# Aim of the exercise:
Apart from the pictures, please restate every entry below exactly.

Element data from apps and pages
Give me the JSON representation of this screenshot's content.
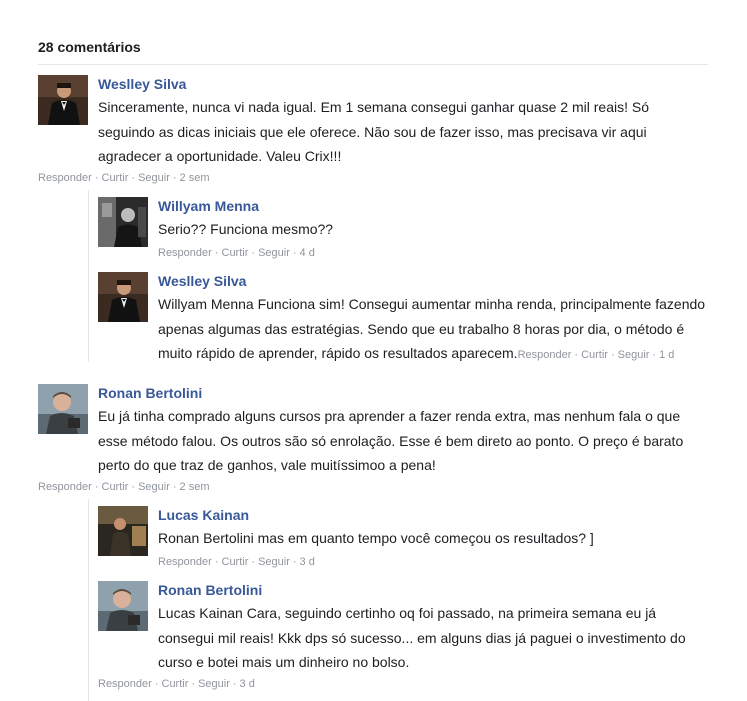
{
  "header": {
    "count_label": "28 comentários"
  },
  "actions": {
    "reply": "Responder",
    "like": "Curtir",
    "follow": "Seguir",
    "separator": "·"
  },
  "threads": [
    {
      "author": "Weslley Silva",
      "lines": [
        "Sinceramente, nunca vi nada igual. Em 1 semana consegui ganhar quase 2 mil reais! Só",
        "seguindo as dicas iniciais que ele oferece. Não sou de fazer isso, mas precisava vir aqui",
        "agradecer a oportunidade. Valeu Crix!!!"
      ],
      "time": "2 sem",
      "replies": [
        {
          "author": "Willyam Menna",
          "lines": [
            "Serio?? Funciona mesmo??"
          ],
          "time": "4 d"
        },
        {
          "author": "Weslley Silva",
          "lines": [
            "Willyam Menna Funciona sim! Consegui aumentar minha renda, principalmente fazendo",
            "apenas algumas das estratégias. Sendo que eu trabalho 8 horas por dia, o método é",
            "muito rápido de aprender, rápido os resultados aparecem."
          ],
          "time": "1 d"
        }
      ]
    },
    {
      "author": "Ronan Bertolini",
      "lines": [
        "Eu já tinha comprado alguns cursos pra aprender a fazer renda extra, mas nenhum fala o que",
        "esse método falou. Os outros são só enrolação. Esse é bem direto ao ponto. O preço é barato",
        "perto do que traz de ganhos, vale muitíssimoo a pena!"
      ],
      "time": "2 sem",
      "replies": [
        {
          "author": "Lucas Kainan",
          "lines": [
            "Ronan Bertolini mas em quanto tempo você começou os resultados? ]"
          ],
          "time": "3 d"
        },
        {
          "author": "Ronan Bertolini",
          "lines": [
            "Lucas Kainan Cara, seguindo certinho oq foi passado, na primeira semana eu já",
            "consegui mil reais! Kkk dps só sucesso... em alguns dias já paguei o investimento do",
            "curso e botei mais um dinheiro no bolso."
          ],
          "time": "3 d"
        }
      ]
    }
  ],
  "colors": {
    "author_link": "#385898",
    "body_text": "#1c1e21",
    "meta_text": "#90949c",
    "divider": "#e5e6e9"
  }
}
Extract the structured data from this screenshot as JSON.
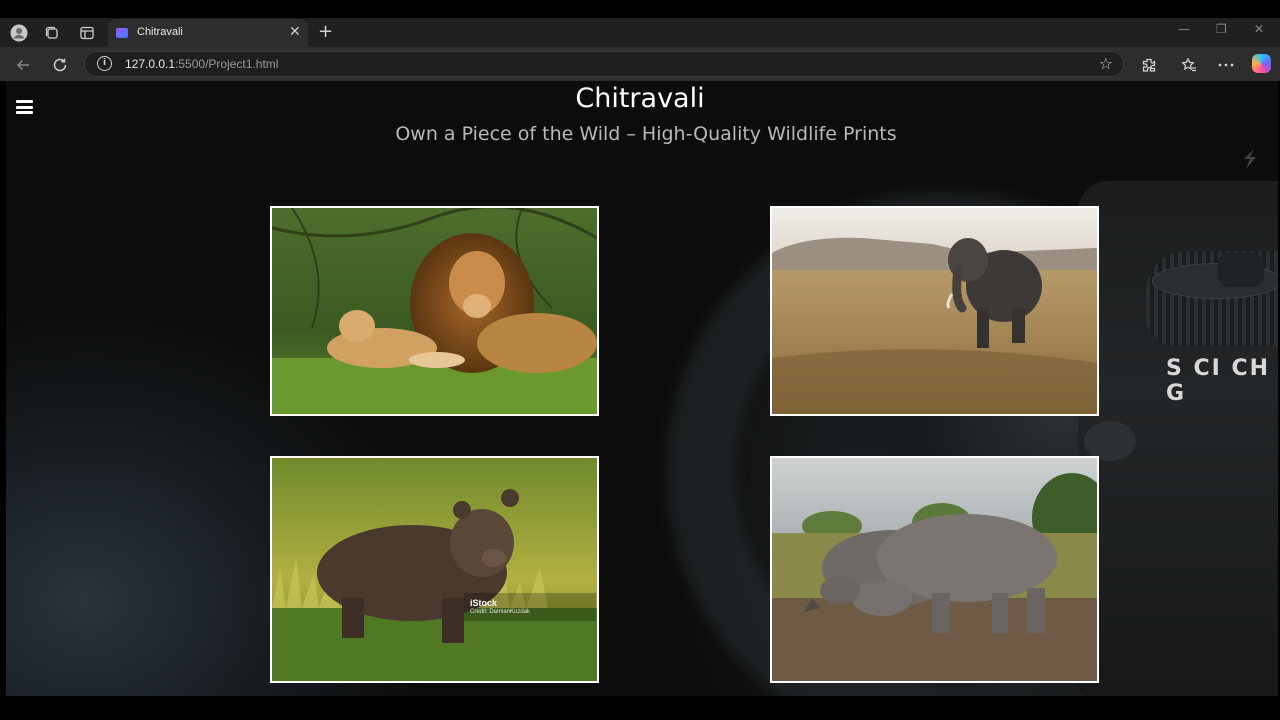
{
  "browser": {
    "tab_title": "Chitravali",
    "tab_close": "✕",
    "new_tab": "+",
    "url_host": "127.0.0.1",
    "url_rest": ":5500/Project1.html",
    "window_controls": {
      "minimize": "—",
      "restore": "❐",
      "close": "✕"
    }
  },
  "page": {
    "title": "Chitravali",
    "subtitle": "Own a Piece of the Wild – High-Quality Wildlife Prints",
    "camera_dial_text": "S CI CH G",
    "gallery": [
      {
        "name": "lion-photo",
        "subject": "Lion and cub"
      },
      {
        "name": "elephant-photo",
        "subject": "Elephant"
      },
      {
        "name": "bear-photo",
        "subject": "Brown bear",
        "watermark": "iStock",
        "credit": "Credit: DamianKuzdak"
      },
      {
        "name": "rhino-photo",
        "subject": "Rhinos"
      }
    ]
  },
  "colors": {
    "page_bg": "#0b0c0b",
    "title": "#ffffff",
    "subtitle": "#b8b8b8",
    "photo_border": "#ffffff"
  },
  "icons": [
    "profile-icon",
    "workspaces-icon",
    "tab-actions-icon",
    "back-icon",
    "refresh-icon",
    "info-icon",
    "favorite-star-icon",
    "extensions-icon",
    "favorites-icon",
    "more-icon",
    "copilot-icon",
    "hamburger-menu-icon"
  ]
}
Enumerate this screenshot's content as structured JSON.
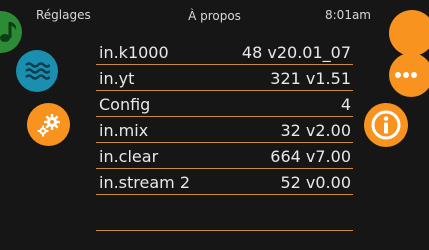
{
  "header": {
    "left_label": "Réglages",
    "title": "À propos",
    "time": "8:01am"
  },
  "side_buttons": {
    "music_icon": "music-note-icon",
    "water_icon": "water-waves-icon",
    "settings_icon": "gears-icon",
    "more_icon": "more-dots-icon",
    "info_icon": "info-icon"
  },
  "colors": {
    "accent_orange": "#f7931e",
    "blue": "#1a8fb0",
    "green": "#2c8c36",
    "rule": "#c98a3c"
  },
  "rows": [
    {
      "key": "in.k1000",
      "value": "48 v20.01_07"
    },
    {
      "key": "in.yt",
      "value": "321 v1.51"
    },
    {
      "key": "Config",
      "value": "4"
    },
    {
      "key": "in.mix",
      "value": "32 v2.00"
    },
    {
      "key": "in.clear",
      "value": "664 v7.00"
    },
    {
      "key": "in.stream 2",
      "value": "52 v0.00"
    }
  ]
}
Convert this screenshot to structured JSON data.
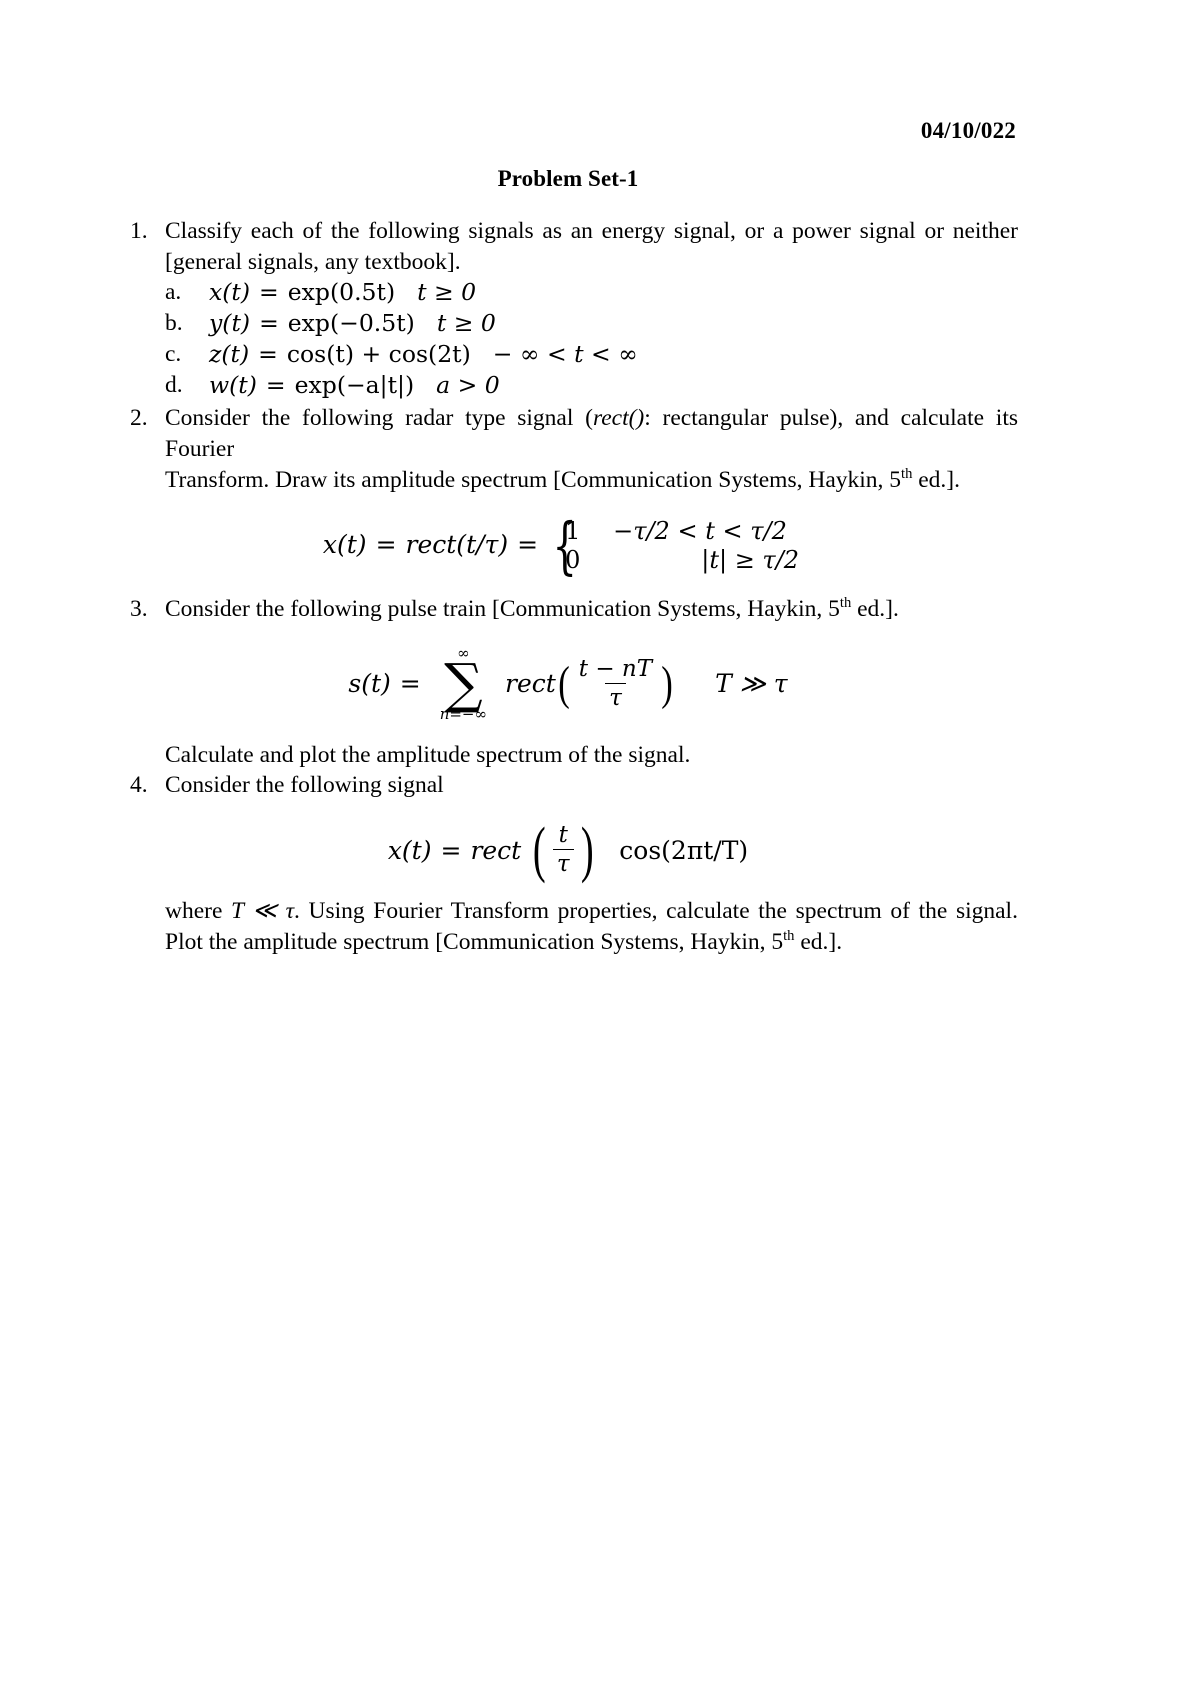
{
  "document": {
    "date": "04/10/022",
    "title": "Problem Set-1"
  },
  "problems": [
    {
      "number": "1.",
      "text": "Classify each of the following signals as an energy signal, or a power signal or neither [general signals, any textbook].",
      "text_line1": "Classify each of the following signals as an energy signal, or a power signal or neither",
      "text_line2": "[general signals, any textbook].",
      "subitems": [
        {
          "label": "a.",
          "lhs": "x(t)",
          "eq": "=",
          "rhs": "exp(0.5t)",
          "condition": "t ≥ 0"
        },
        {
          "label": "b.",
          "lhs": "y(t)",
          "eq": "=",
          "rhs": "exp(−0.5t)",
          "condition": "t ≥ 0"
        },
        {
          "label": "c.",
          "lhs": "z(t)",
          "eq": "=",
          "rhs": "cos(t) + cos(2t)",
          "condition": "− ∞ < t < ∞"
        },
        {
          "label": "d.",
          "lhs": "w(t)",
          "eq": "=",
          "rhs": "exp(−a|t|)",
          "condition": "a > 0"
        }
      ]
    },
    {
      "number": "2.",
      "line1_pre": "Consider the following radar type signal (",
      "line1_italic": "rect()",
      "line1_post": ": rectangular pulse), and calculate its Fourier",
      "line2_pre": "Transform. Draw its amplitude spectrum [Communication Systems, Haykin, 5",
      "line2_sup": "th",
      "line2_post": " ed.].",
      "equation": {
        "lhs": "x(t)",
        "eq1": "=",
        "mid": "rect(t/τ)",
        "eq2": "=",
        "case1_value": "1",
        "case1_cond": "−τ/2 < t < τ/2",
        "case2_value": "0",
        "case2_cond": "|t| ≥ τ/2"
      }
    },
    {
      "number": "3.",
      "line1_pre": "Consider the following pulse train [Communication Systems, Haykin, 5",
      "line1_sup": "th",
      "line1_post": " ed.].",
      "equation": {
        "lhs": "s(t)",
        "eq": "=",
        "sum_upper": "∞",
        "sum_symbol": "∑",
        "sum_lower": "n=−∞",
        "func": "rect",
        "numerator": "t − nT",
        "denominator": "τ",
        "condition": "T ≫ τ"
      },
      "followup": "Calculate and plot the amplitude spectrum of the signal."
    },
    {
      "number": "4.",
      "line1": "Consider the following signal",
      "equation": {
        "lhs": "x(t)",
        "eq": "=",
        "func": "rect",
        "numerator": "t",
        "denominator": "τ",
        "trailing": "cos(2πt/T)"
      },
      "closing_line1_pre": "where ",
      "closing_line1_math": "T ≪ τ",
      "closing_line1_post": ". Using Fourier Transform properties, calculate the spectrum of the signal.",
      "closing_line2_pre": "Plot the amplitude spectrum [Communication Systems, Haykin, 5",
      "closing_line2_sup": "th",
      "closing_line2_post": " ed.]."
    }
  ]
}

# Finished exercise:
Give me the JSON representation of this screenshot's content.
{
  "header": {
    "count_label": "28 comentários"
  },
  "actions": {
    "reply": "Responder",
    "like": "Curtir",
    "follow": "Seguir",
    "separator": "·"
  },
  "threads": [
    {
      "author": "Weslley Silva",
      "lines": [
        "Sinceramente, nunca vi nada igual. Em 1 semana consegui ganhar quase 2 mil reais! Só",
        "seguindo as dicas iniciais que ele oferece. Não sou de fazer isso, mas precisava vir aqui",
        "agradecer a oportunidade. Valeu Crix!!!"
      ],
      "time": "2 sem",
      "replies": [
        {
          "author": "Willyam Menna",
          "lines": [
            "Serio?? Funciona mesmo??"
          ],
          "time": "4 d"
        },
        {
          "author": "Weslley Silva",
          "lines": [
            "Willyam Menna Funciona sim! Consegui aumentar minha renda, principalmente fazendo",
            "apenas algumas das estratégias. Sendo que eu trabalho 8 horas por dia, o método é",
            "muito rápido de aprender, rápido os resultados aparecem."
          ],
          "time": "1 d"
        }
      ]
    },
    {
      "author": "Ronan Bertolini",
      "lines": [
        "Eu já tinha comprado alguns cursos pra aprender a fazer renda extra, mas nenhum fala o que",
        "esse método falou. Os outros são só enrolação. Esse é bem direto ao ponto. O preço é barato",
        "perto do que traz de ganhos, vale muitíssimoo a pena!"
      ],
      "time": "2 sem",
      "replies": [
        {
          "author": "Lucas Kainan",
          "lines": [
            "Ronan Bertolini mas em quanto tempo você começou os resultados? ]"
          ],
          "time": "3 d"
        },
        {
          "author": "Ronan Bertolini",
          "lines": [
            "Lucas Kainan Cara, seguindo certinho oq foi passado, na primeira semana eu já",
            "consegui mil reais! Kkk dps só sucesso... em alguns dias já paguei o investimento do",
            "curso e botei mais um dinheiro no bolso."
          ],
          "time": "3 d"
        }
      ]
    }
  ],
  "colors": {
    "author_link": "#385898",
    "body_text": "#1c1e21",
    "meta_text": "#90949c",
    "divider": "#e5e6e9"
  }
}
Extract the structured data from this screenshot as JSON.
{
  "browser": {
    "tab_title": "Chitravali",
    "tab_close": "✕",
    "new_tab": "+",
    "url_host": "127.0.0.1",
    "url_rest": ":5500/Project1.html",
    "window_controls": {
      "minimize": "—",
      "restore": "❐",
      "close": "✕"
    }
  },
  "page": {
    "title": "Chitravali",
    "subtitle": "Own a Piece of the Wild – High-Quality Wildlife Prints",
    "camera_dial_text": "S CI CH G",
    "gallery": [
      {
        "name": "lion-photo",
        "subject": "Lion and cub"
      },
      {
        "name": "elephant-photo",
        "subject": "Elephant"
      },
      {
        "name": "bear-photo",
        "subject": "Brown bear",
        "watermark": "iStock",
        "credit": "Credit: DamianKuzdak"
      },
      {
        "name": "rhino-photo",
        "subject": "Rhinos"
      }
    ]
  },
  "colors": {
    "page_bg": "#0b0c0b",
    "title": "#ffffff",
    "subtitle": "#b8b8b8",
    "photo_border": "#ffffff"
  },
  "icons": [
    "profile-icon",
    "workspaces-icon",
    "tab-actions-icon",
    "back-icon",
    "refresh-icon",
    "info-icon",
    "favorite-star-icon",
    "extensions-icon",
    "favorites-icon",
    "more-icon",
    "copilot-icon",
    "hamburger-menu-icon"
  ]
}
Enumerate this screenshot's content as structured JSON.
{
  "header": {
    "left_label": "Réglages",
    "title": "À propos",
    "time": "8:01am"
  },
  "side_buttons": {
    "music_icon": "music-note-icon",
    "water_icon": "water-waves-icon",
    "settings_icon": "gears-icon",
    "more_icon": "more-dots-icon",
    "info_icon": "info-icon"
  },
  "colors": {
    "accent_orange": "#f7931e",
    "blue": "#1a8fb0",
    "green": "#2c8c36",
    "rule": "#c98a3c"
  },
  "rows": [
    {
      "key": "in.k1000",
      "value": "48 v20.01_07"
    },
    {
      "key": "in.yt",
      "value": "321 v1.51"
    },
    {
      "key": "Config",
      "value": "4"
    },
    {
      "key": "in.mix",
      "value": "32 v2.00"
    },
    {
      "key": "in.clear",
      "value": "664 v7.00"
    },
    {
      "key": "in.stream 2",
      "value": "52 v0.00"
    }
  ]
}
Convert this screenshot to structured JSON data.
{
  "document": {
    "date": "04/10/022",
    "title": "Problem Set-1"
  },
  "problems": [
    {
      "number": "1.",
      "text": "Classify each of the following signals as an energy signal, or a power signal or neither [general signals, any textbook].",
      "text_line1": "Classify each of the following signals as an energy signal, or a power signal or neither",
      "text_line2": "[general signals, any textbook].",
      "subitems": [
        {
          "label": "a.",
          "lhs": "x(t)",
          "eq": "=",
          "rhs": "exp(0.5t)",
          "condition": "t ≥ 0"
        },
        {
          "label": "b.",
          "lhs": "y(t)",
          "eq": "=",
          "rhs": "exp(−0.5t)",
          "condition": "t ≥ 0"
        },
        {
          "label": "c.",
          "lhs": "z(t)",
          "eq": "=",
          "rhs": "cos(t) + cos(2t)",
          "condition": "− ∞ < t < ∞"
        },
        {
          "label": "d.",
          "lhs": "w(t)",
          "eq": "=",
          "rhs": "exp(−a|t|)",
          "condition": "a > 0"
        }
      ]
    },
    {
      "number": "2.",
      "line1_pre": "Consider the following radar type signal (",
      "line1_italic": "rect()",
      "line1_post": ": rectangular pulse), and calculate its Fourier",
      "line2_pre": "Transform. Draw its amplitude spectrum [Communication Systems, Haykin, 5",
      "line2_sup": "th",
      "line2_post": " ed.].",
      "equation": {
        "lhs": "x(t)",
        "eq1": "=",
        "mid": "rect(t/τ)",
        "eq2": "=",
        "case1_value": "1",
        "case1_cond": "−τ/2 < t < τ/2",
        "case2_value": "0",
        "case2_cond": "|t| ≥ τ/2"
      }
    },
    {
      "number": "3.",
      "line1_pre": "Consider the following pulse train [Communication Systems, Haykin, 5",
      "line1_sup": "th",
      "line1_post": " ed.].",
      "equation": {
        "lhs": "s(t)",
        "eq": "=",
        "sum_upper": "∞",
        "sum_symbol": "∑",
        "sum_lower": "n=−∞",
        "func": "rect",
        "numerator": "t − nT",
        "denominator": "τ",
        "condition": "T ≫ τ"
      },
      "followup": "Calculate and plot the amplitude spectrum of the signal."
    },
    {
      "number": "4.",
      "line1": "Consider the following signal",
      "equation": {
        "lhs": "x(t)",
        "eq": "=",
        "func": "rect",
        "numerator": "t",
        "denominator": "τ",
        "trailing": "cos(2πt/T)"
      },
      "closing_line1_pre": "where ",
      "closing_line1_math": "T ≪ τ",
      "closing_line1_post": ". Using Fourier Transform properties, calculate the spectrum of the signal.",
      "closing_line2_pre": "Plot the amplitude spectrum [Communication Systems, Haykin, 5",
      "closing_line2_sup": "th",
      "closing_line2_post": " ed.]."
    }
  ]
}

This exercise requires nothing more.